Report all lines from the entries below in which "JSON" appears.
---------- Data for review ----------
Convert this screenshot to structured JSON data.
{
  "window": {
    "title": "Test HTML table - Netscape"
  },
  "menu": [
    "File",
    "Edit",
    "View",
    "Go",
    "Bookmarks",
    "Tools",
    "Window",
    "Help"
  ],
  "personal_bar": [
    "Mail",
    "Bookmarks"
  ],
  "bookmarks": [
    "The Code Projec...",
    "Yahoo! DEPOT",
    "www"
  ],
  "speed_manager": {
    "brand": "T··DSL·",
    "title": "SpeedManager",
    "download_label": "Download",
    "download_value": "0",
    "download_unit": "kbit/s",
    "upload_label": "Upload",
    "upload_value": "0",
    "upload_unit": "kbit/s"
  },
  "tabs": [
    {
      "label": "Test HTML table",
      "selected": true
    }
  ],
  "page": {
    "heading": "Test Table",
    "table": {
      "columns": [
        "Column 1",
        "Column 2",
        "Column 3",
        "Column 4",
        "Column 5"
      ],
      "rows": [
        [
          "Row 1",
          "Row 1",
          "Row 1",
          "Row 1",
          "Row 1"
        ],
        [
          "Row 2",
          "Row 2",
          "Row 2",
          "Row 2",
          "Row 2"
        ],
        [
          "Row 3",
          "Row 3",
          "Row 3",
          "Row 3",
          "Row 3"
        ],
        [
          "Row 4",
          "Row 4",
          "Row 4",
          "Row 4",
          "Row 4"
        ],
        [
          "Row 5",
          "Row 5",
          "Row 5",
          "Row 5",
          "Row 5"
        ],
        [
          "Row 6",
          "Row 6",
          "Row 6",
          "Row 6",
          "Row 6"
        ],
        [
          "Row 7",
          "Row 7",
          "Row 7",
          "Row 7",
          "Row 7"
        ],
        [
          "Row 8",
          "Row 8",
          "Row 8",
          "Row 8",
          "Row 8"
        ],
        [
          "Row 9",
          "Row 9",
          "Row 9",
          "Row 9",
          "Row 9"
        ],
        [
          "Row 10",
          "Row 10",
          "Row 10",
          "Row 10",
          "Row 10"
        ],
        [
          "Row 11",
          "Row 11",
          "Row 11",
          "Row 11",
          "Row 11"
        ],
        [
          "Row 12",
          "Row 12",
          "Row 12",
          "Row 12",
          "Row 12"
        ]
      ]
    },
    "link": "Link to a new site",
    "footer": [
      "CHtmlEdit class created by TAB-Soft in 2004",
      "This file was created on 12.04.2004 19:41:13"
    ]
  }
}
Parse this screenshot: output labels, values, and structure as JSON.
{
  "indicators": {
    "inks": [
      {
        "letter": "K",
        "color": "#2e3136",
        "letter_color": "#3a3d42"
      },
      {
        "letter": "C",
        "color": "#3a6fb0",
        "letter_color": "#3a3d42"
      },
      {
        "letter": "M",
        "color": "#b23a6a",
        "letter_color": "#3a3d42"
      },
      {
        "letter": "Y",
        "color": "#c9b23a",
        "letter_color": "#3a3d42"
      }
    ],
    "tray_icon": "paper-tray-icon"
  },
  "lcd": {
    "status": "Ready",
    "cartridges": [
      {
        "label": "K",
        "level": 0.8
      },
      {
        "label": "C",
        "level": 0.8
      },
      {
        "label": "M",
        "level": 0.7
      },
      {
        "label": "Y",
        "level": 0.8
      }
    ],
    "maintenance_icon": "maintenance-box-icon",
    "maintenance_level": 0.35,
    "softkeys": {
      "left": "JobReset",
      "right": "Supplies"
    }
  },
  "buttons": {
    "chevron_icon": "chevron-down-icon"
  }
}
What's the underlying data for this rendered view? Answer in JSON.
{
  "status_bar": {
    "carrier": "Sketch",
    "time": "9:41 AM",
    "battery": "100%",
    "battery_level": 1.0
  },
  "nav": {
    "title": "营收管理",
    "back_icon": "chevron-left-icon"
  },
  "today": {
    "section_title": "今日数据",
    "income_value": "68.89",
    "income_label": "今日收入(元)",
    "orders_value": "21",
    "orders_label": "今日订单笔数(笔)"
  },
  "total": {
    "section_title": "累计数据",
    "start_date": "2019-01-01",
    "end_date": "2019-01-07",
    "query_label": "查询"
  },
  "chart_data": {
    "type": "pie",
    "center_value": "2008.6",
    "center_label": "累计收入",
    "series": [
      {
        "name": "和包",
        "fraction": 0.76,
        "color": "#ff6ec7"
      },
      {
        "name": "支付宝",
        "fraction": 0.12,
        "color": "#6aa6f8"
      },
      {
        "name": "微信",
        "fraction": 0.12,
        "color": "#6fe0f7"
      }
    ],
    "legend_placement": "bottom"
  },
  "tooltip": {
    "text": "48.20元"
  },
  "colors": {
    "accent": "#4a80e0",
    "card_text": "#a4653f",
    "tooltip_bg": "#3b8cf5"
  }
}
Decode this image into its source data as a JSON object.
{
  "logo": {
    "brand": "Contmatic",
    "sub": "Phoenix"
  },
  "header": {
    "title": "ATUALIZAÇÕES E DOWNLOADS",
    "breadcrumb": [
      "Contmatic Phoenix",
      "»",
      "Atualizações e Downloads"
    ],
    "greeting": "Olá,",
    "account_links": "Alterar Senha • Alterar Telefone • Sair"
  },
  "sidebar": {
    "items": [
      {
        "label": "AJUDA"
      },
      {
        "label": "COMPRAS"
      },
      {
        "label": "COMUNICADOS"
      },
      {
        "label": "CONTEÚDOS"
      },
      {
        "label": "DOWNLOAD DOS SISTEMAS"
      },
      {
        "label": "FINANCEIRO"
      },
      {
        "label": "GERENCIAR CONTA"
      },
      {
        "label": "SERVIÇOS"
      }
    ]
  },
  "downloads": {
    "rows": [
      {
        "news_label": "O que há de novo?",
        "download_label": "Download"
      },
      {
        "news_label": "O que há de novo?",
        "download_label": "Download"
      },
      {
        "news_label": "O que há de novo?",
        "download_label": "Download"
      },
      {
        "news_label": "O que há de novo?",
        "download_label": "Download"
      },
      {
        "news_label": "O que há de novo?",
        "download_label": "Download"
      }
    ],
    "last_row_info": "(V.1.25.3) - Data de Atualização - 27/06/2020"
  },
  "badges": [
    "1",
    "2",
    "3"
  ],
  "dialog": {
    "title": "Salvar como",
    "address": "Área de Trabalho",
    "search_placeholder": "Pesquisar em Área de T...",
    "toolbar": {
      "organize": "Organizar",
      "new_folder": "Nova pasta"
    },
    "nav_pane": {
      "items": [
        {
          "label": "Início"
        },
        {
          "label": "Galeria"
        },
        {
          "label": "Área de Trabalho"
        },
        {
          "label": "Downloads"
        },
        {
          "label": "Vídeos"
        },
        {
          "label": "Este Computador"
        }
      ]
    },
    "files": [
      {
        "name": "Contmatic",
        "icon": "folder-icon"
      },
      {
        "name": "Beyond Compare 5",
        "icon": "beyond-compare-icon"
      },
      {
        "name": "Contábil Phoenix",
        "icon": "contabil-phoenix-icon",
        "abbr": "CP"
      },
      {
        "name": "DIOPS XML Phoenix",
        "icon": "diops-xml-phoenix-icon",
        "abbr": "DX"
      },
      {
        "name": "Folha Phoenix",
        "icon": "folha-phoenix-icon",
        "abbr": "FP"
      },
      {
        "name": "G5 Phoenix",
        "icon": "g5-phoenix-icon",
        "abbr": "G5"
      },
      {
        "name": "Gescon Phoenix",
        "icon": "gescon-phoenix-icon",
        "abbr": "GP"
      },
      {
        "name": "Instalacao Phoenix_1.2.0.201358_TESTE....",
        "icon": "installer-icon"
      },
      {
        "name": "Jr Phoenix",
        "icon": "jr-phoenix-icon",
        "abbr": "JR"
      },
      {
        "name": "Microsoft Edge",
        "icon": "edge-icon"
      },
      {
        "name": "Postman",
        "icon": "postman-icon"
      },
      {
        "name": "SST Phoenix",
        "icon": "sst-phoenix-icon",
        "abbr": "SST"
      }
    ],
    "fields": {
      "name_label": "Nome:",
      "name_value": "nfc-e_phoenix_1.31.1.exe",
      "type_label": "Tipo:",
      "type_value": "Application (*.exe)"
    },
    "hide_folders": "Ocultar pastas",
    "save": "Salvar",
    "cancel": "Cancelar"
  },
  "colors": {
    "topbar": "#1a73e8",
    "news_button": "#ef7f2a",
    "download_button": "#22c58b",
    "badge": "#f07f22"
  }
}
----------
(Answer space):
Convert this screenshot to structured JSON data.
Parse this screenshot: output labels, values, and structure as JSON.
What's the underlying data for this rendered view? Answer in JSON.
Decode this image into its source data as a JSON object.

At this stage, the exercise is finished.